What is Reverse Sneezing?

(or that terrifying sound like your dog can't breathe, but it actually means nothing much).

Reverse sneezing, is technically known as the "mechanosensitive aspiration reflex" and is a common phenomenon in dogs. In a regular sneeze, your dog pushes air out through the nose; however, in a reverse sneeze, air is pulled rapidly in through the nose making a noise like he's gasping for breath.  If you have a pack, be aware the sneezing dog may appear vulnerable in those few seconds and if you have an dogs with attitudes or aggression, they may attack so we'll just shoo them out of the room if they seem too interested in the 'sneezer'.   

What a Reverse Sneeze Looks Like

One of the most common questions new pet owners have is about a reverse sneeze....some have never seen one before and panic! During a reverse sneeze, your dog will make rapid inhales through his nose, if standing will stand still with his elbows spread apart, extend his head downward, and his eyes may bulge. He'll make a loud snorting sound, which sounds like he's gasping for air but through his nose. Many dog owners think their pet is suffocating during a reverse sneeze episode but they are not.  It's very uncomfortable to watch as you want to do something to help. A reverse sneeze generally lasts for less than a minute up to two minutes and is harmless.

Causes of Reverse Sneezing

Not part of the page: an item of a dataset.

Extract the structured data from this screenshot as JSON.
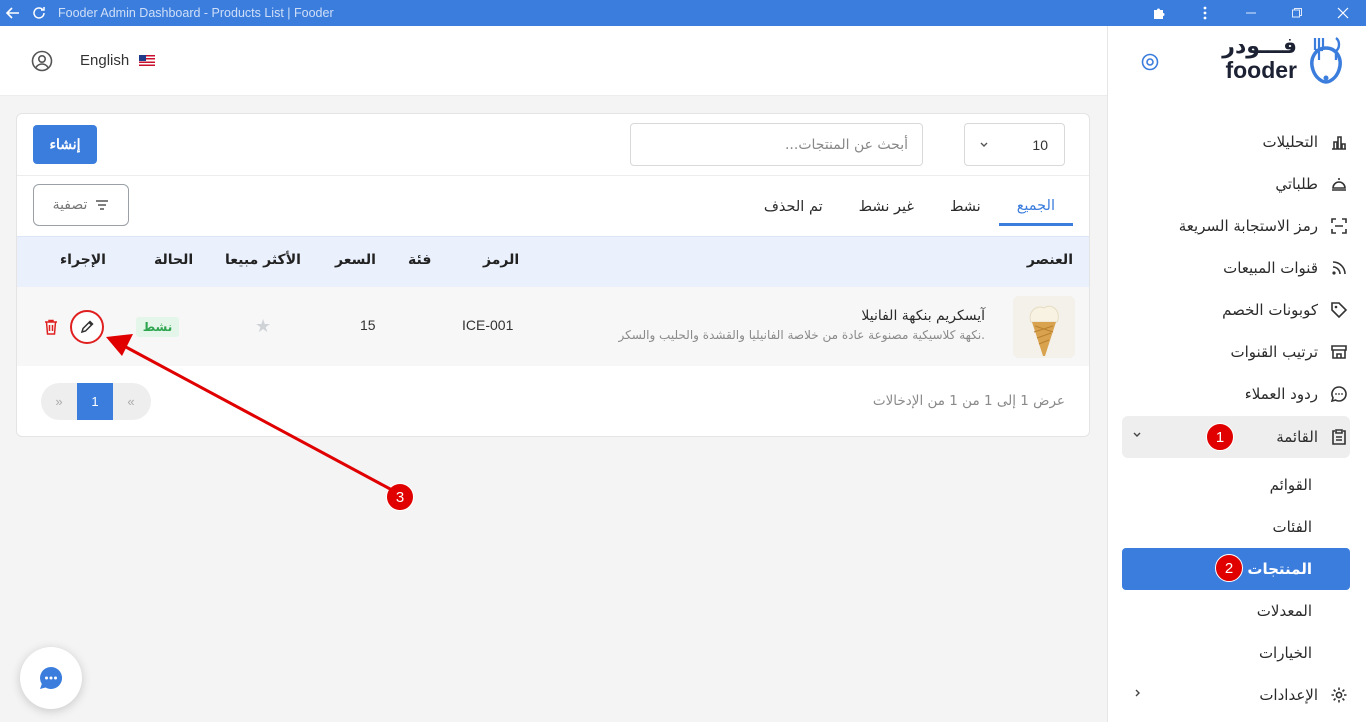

The exact reason for these reverse sneezing episodes is unknown but may be related to allergies, nasal irritants, or nasal inflammation. I've noticed if you raise the head whatever is tickling his nose appears to drain and it will usually stop almost immediately so my theory is it's post-nasal drip in dogs.  Any age, breed or sex can be affected. It looks scary - like the dog isn't breathing - but it's really harmless and is nothing to be concerned about.  Attacks of reverse sneezing look disturbing – many people fear that their dog is suffocating during these episodes – but it is not a harmful condition and there are no ill effects. Reverse sneezing attacks are generally quite brief and not life threatening. Between episodes, the dog acts normal and a dog can go days, weeks months even years between sneezes. If it's very frequent, a more serious condition may be the underlying cause such as allergies or mites. If it happens constantly, tests for nasal mites or even nasal cancer should be done.

How to Stop a Reverse Sneezing Episode

The way to stop a reverse sneeze is to get the dog to swallow - either by massaging the throat or covering the nose.  I've lifted the nose into the air and had them stop as well.  If a dog has reverse sneezing episodes so frequently they are disrupting life, then perhaps medications may be needed to reduce their frequency - but generally it's not anything to worry about. If it happens often (daily or several times a day), look for nasal discharge, bloody nose, regular sneezing, difficulty breathing, and abnormalities around the nose area, decreased appetite and/or lethargy which may be symptoms of something more serious in which case you'll want to consult with your veterinarian.

Why Do Dogs Sneeze When They Play?

If you’ve ever noticed your dog sneezes when he gets excited or while playing, there’s a reason for it. Dogs sneeze to say they want to play. It sounds slightly different from a regular sneeze. If you hear that sound from your dog, it means he wants to play or he’s excited. It’s why some dogs sneeze when their owner comes home after work: he’s happy to see you and wants to play.

If you want to test it, try doing that sneeze to your dog and see how he responds. I've had sneezing conversations with some dogs...sneeze at them and they'll sneeze back.  Not all will do it, but some do.  It's their way of saying I like you and lets play!